Leaving aside the legal issues, though, it doesn’t strike me that CNN’s criteria really need to be changed. While it is arguably true that using polls that go back to July 16th is “unfair” to a candidate like Fiorina who has surged in the four national polls that have been taken since the first debate, the fact of the matter is that any criteria are going to be at least somewhat arbitrary. When Fox News made its final decision on invitations to the first debate, it ended up using five polls taken over the course of seven days. Because of that, former Texas Governor Rick Perry saw himself excluded from the main debate stage because he had started falling in the polls in mid-July, while Ohio Governor John Kasich was included in the main debate because his late entry into the race meant that he got the final pre-debate bounce in the polls. Moreover, when Fox first announced its criteria, it did not even specify which polls it would be considering, which led to a lot of guesswork by pundits, reporters, and campaigns who could not be sure which polls to consider. Fox News’s rules, therefore, were arguably “unfair” to Governor Perry, and while his campaign did make an objection at the time nothing significant came of it. CNN’s criteria at the very least specific which polls they will be considering and the time period over which those polls must be taken. By stretching that time period out over two months, they are arguably getting a much better picture of the state of the race than a handful of polls taken in the month between the August 6th debate and CNN’s cut-off would provide. And, again, no matter which criteria are used some candidate is going to end up being the one who is in 11th place and thus relegated to the second debate.
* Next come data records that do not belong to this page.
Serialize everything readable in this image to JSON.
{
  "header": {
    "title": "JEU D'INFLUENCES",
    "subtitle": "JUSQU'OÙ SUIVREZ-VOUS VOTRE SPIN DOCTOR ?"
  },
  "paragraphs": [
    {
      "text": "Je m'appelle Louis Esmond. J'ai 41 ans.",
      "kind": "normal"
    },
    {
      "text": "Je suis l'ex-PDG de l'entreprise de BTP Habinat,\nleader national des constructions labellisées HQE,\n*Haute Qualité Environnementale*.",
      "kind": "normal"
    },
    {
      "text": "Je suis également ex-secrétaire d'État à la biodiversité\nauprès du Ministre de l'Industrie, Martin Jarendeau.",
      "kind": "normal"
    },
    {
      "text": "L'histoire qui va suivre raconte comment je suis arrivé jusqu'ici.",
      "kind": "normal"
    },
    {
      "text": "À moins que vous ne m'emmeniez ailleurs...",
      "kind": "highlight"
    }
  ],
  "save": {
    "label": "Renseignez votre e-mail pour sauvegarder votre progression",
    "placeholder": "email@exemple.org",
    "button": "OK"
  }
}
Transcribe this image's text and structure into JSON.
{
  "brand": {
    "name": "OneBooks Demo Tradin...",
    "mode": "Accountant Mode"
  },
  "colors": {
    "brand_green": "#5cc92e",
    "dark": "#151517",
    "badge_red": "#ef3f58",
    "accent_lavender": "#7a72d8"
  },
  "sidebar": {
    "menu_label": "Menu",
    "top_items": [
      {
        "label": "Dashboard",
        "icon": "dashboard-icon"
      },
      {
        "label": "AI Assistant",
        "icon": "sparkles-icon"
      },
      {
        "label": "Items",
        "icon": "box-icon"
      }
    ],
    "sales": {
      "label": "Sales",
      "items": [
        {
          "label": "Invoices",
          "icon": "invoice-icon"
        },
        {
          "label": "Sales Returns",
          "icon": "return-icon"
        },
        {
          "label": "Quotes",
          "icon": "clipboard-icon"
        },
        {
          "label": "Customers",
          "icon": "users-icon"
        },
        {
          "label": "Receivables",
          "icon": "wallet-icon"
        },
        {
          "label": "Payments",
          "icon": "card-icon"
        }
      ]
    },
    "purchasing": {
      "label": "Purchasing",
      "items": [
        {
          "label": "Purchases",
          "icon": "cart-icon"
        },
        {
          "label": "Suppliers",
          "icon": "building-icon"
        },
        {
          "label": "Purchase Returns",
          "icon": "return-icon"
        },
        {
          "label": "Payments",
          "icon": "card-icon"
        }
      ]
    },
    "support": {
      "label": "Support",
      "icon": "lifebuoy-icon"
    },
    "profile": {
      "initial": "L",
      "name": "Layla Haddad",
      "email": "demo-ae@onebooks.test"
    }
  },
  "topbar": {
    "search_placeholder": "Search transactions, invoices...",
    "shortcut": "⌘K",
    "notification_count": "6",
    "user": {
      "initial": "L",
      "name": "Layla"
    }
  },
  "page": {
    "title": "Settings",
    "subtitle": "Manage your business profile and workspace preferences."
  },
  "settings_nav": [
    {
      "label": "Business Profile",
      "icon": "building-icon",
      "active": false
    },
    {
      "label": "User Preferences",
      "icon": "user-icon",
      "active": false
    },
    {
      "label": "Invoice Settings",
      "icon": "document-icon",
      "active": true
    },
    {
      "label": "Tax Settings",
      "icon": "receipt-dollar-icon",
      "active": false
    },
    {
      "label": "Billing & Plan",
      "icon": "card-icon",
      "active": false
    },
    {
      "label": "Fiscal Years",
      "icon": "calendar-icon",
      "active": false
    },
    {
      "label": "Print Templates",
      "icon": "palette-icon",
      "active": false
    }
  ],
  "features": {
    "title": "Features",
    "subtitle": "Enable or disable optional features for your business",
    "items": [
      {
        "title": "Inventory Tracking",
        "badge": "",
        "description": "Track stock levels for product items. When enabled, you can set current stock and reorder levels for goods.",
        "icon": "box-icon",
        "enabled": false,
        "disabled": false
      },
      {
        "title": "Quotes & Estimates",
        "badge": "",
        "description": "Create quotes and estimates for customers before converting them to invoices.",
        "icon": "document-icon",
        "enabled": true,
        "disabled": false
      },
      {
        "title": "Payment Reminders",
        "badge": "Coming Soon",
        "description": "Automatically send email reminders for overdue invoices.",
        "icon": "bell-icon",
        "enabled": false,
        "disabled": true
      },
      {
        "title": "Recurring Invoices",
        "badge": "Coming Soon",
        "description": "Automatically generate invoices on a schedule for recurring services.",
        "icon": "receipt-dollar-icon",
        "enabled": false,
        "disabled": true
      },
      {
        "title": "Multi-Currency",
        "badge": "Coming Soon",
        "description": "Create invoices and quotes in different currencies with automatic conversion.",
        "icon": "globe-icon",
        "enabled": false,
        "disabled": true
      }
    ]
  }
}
Expect to hear more complaining from Fiorina and her supporters in the coming weeks. As I said, it isn’t unexpected from a candidate in her position and I suspect that any of the other candidates in the field would do the same thing if they were in her position. There will also likely be another round of comments about the only woman in the Republican field being excluded from the main stage. All of these arguments are irrelevant, though. CNN’s criteria have been established, and it doesn’t appear that they can be changed without legal consequences. Additionally, the criteria themselves seem to be entirely reasonable to me. Absent a miracle, Fiorina will not be on the main debate stage in September. That’s unfortunate for her, but that’s how the game is played. There’s really no use in complaining about it at this point.